“At this point, you just want to go. It’s good for the handicappers when the draw is so far out, but it’s bad for us because once the entries are out, you just want to run. To pull the upset, everything needs to be perfect. If we didn’t run well in the Jockey Club Gold Cup (G1), if we didn’t win the Lukas Classic (G2), if we didn’t ship over good, if we didn’t breeze good, if the bloodwork wasn’t perfect, we wouldn’t be here,” said Summers.
Derma Sotogake (JPN) warmed up with a jog and some footwork (circles and figure-eights) in the chute before an easy canter of the main track and then a walk through the paddock. He will repeat of today’s routine on Friday for trainer Hidetaka Otonashi.
Having arrived Monday and having a very light day on Tuesday, Proxy repeated his Wednesday morning track work Thursday with a gallop around the Santa Anita main track. He then promptly returned to his stall in Barn 48 and remained relaxed and reportedly even took a nap just a couple hours after his morning efforts. He will school during the third race Thursday. He will likely jog and have an easy an easy canter/light gallop Friday.

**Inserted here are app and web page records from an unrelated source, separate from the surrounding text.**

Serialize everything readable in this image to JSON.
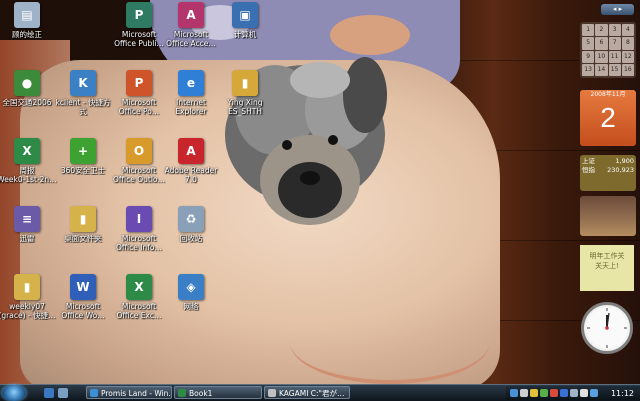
{
  "desktop_icons": [
    {
      "label": "顾的绘正",
      "color": "#9fb3c8",
      "glyph": "▤",
      "icon": "document-icon"
    },
    {
      "label": "Microsoft\nOffice Publi…",
      "color": "#2f7a63",
      "glyph": "P",
      "icon": "publisher-icon"
    },
    {
      "label": "Microsoft\nOffice Acce…",
      "color": "#b4346c",
      "glyph": "A",
      "icon": "access-icon"
    },
    {
      "label": "计算机",
      "color": "#3a6fb0",
      "glyph": "▣",
      "icon": "computer-icon"
    },
    {
      "label": "全国交通2006",
      "color": "#3c8b3a",
      "glyph": "●",
      "icon": "app-icon"
    },
    {
      "label": "kclient - 快捷方\n式",
      "color": "#3b7fc4",
      "glyph": "K",
      "icon": "shortcut-icon"
    },
    {
      "label": "Microsoft\nOffice Po…",
      "color": "#d0542a",
      "glyph": "P",
      "icon": "powerpoint-icon"
    },
    {
      "label": "Internet\nExplorer",
      "color": "#2f7fd6",
      "glyph": "e",
      "icon": "internet-explorer-icon"
    },
    {
      "label": "Ying Xing\nES_SHTH",
      "color": "#d6a83a",
      "glyph": "▮",
      "icon": "folder-icon"
    },
    {
      "label": "周报\nWeek0-1st-2n…",
      "color": "#2e8b47",
      "glyph": "X",
      "icon": "excel-file-icon"
    },
    {
      "label": "360安全卫士",
      "color": "#3ea233",
      "glyph": "+",
      "icon": "security-icon"
    },
    {
      "label": "Microsoft\nOffice Outlo…",
      "color": "#d89a2a",
      "glyph": "O",
      "icon": "outlook-icon"
    },
    {
      "label": "Adobe Reader\n7.0",
      "color": "#c8262c",
      "glyph": "A",
      "icon": "adobe-reader-icon"
    },
    {
      "label": "迅雷",
      "color": "#6a5aa8",
      "glyph": "≡",
      "icon": "app-icon"
    },
    {
      "label": "桌面文件夹",
      "color": "#d6b24a",
      "glyph": "▮",
      "icon": "folder-icon"
    },
    {
      "label": "Microsoft\nOffice Info…",
      "color": "#6a4bb2",
      "glyph": "I",
      "icon": "infopath-icon"
    },
    {
      "label": "回收站",
      "color": "#8aa0b8",
      "glyph": "♻",
      "icon": "recycle-bin-icon"
    },
    {
      "label": "weekly07\n(grace) - 快捷…",
      "color": "#d6b24a",
      "glyph": "▮",
      "icon": "folder-shortcut-icon"
    },
    {
      "label": "Microsoft\nOffice Wo…",
      "color": "#2f5fb8",
      "glyph": "W",
      "icon": "word-icon"
    },
    {
      "label": "Microsoft\nOffice Exc…",
      "color": "#2e8b47",
      "glyph": "X",
      "icon": "excel-icon"
    },
    {
      "label": "网络",
      "color": "#3a7fc6",
      "glyph": "◈",
      "icon": "network-icon"
    }
  ],
  "sidebar": {
    "toggle_label": "◂ ▸",
    "calendar_grid": [
      "1",
      "2",
      "3",
      "4",
      "5",
      "6",
      "7",
      "8",
      "9",
      "10",
      "11",
      "12",
      "13",
      "14",
      "15",
      "16"
    ],
    "calendar_day": {
      "month": "2008年11月",
      "day": "2"
    },
    "stocks": [
      {
        "name": "上证",
        "value": "1,900"
      },
      {
        "name": "恒指",
        "value": "230,923"
      }
    ],
    "note_text": "明年工作关\n关天上!"
  },
  "taskbar": {
    "tasks": [
      {
        "label": "Promis Land - Win…",
        "color": "#3a8fd6"
      },
      {
        "label": "Book1",
        "color": "#2e8b47"
      },
      {
        "label": "KAGAMI C:\"君が…",
        "color": "#c0c0c0"
      }
    ],
    "quick_launch_colors": [
      "#3c77c2",
      "#7a9fc2"
    ],
    "clock_time": "11:12",
    "tray_colors": [
      "#4a90d6",
      "#cfcfcf",
      "#e2c23a",
      "#58b04a",
      "#d84a3a",
      "#3a6fd6",
      "#9fb3c8",
      "#e0e0e0",
      "#58a0e0"
    ]
  }
}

“He’s great. He had a nice little gallop in the draw reins and looked perfect. He’s not like (Dubai World Cup winner) Mystic Guide, who was a lot more to handle on a lot of levels, he’s very laid back and a cool character. That makes things a little easier. He doesn’t do any more than he’s asked. Physically, he looks outstanding,” said Proxy’s trainer Mike Stidham
“He’s doing good, settled in here good. Schooled good yesterday,” Brad Cox said Thursday after Saudi Crown galloped 1 1/2 miles with Kelvin Perez on board.
Senor Buscador had an easy day walking the shedrow and schooled in paddock with horses in Thursday’s third race. Next up is a gallop Friday and jog Saturday morning.
“We planned the whole year to get to this point and we want to showcase the horse. It’s not about me. We just want to show how good this horse is. I try not to get too high. I will get pumped when the gates open,” said trainer Todd Fincher
The Japanes contender Ushba Tesoro (JPN) had another easy canter around the Santa Anita dirt track for trainer Takagi Noboru and then schooled for about 10 laps of the parade ring. He will have an easy canter once again Friday.
Chad Brown trainee Zandon galloped a circuit of the Santa Anita dirt. He is expected to have an easy morning, with an easy jog and gallop.